NOTE: The 12-digit number is a date stamp of the form yymmdd-hhmmss. This date stamp is for a run that began on 22 March 2011 at 1533 hr, 30 sec. Your file name will have a different date stamp.
Scroll through the log file. You will see information about the Glimmer-CISM input parameters, followed by some model diagnostics that are written out during the run. If the run finished successfully, you will see this near the end:
> Successful completion of glc model
There are similar log files for the coupler, land, and atmosphere components (cpl, lnd, and atm). The logfile with the ccsm prefix combines diagnostics from each component.
Now return to your case directory:
> cd ..
Once you have finished a 5-day run, you are ready to try a longer run. We will run the model for 6 years.

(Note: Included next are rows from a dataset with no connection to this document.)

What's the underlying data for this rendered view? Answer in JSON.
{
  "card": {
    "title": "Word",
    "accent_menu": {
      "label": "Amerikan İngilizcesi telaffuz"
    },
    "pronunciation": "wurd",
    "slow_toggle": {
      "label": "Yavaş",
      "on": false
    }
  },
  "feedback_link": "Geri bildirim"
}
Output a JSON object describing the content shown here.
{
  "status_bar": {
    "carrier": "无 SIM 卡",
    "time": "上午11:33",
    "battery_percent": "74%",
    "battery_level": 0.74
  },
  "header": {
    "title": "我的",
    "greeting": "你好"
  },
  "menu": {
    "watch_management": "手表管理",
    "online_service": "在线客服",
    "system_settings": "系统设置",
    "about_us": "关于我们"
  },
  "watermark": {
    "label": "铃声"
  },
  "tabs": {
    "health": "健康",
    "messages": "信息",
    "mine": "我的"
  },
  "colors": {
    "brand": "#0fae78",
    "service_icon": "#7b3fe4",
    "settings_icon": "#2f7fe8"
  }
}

In the file env_run.xml, change the values of STOP_OPTION and STOP_N:
> xmlchange -file env_run.xml -id STOP_OPTION -val nyears > xmlchange -file env_run.xml -id STOP_N -val 6
Then submit the batch job as before:
Again, you should see a message like this:
> check_case OK > sbatch: Submitted batch job 18243
After a minute or so, check the job status:
When everyone's job is running, we will take a break.
A 6-year run will take about 2 hours to complete. We will look at some results after lunch.